The Value of Sport
It has been lovely to welcome everyone back to school this week and hear a little about some of the things they have been up to over the break. I hope that you all had an enjoyable half-term and spent some quality time with friends and family. Perhaps like me, you spent some of that time enjoying at least some of the huge amount of world-class sport taking place both in the UK and around the world at the moment.
One of Warwick School’s key priorities is to broaden horizons beyond the classroom. Like Music, Drama, D of E, CCF and educational visits, Sport has a vital role to play in this and is an important part of life at Warwick School.
Most of our pupils will not go on to play professional sport or represent their nation at a world cup. If that is their pathway we will do our upmost to support them through initiatives like the Performance Support Pathway, but for most of them this is not what the world has in store.
Sport at Warwick is about performance. Winning is not important but trying to win and be the best version of yourself is. It is also about participation. We want every Warwick School pupil to be involved in sport and as many of them as possible to represent the school.

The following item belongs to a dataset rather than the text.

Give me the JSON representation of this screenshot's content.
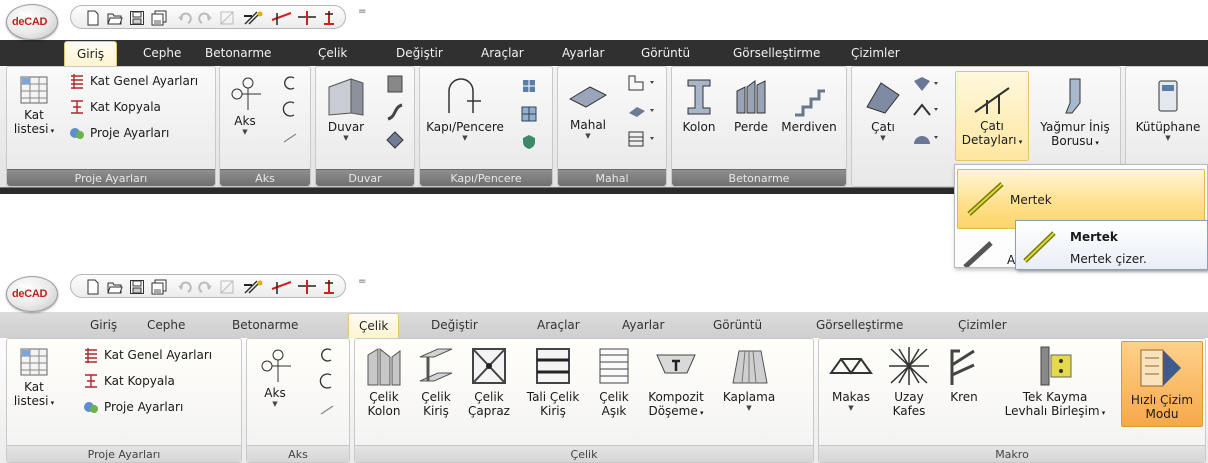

Why? Why is sport so important? Why do we place so much emphasis on it and devote so much time to it?
It is widely recognised that a healthy and active lifestyle will have significant benefit to physical and mental wellbeing, but the positive impacts of sport are not limited to better health.
Sport is fun, friendships are built on it and memories made, and it is our experience that happy pupils learn more and achieve better outcomes at school. But there is much more to it than fun.
Matthew Syed, the author of Bounce and Black Box Thinking explains it far better than I ever could.
The longer I live the more I realise the triviality of sport and yet it is precisely because sport is trivial that it enthrals us. No other branch of human activity more precisely dramatizes the human instinct to win, to measure oneself against others, to dare to take on the world, and to learn more about oneself in the trying.
It is that last point that is important. Education is about so much more than simply public examinations results. That is the minimum you should expect from your child’s school. It is about developing character traits, values that arm you to succeed both in school and beyond and equip you to go on and lead happy fulfilling lives. Sport is a fantastic vehicle for character education. For teaching and developing the school values; curiosity, creativity, courage, perseverance, responsibility and humility, the Warwick Way. Sport is important because of the lessons it teaches us about life.
In an assembly before half-term I was joined on stage by Mr Francis and Mr Venter who spoke to the pupils about some of their experiences and how sport has helped them. Mr Venter recalled his time growing up in apartheid South Africa and the challenges he faced, how sport helped to bridge the gap between white and black communities and more personally, how he found friendships through team sport during both good and difficult times. Mr Francis described the opportunities that sport, particularly cricket, had given him to travel and experience different cultures whilst also explaining how this had helped shape and guide him though later life.
Mr Venter and Mr Francis handed over to Mr Hancock who introduced a new initiative intended to help ensure that the sport played at Warwick develops and defines the character traits, skills and attributes that it is hoped that all pupils aspire to.
The ‘Player Expectations’ document highlights four areas where clear expectations have been laid out:
- Individual attitude to sport
- Responsibilities towards teammates
- Attitude towards academic work
- Behaviour in school and outside of school.
Following the assembly coaches have asked the pupils within their teams to consider these expectations very carefully and to agree to uphold them to the very best of their abilities.
One of the greatest lessons sport teaches us is teamship. Collectively we can achieve more than is possible as individuals. Collective character is vital to success. If the culture is right, then results will follow. Successful organisations, be they sport teams, orchestras, theatre companies or businesses need individuals of integrity and character.
This idea is encapsulated in the statement: ‘Better people make better All Blacks.’
Recently I read James Kerr’s Legacy; What the All Blacks Can Teach Us About the Business of Life. It is an inspirational read full of wisdom and powerful aphorisms, but this is the one that made the greatest impression on me.
The All Blacks stand by the belief that no one is bigger than the team and that individual brilliance does not lead to outstanding results. One selfish mindset will infect a collective culture.
They select on character first; some of New Zealand’s favourite players have never made it to All Black status, while others have made it but never been invited back because they were deemed to lack the necessary character or be selfish and therefore not good teammates.
The Player Expectations Agreement is about further developing the collective culture of our sports teams and school and developing young people of character and good teammates. If we all buy into this culture, we will achieve more both collectively and as individuals.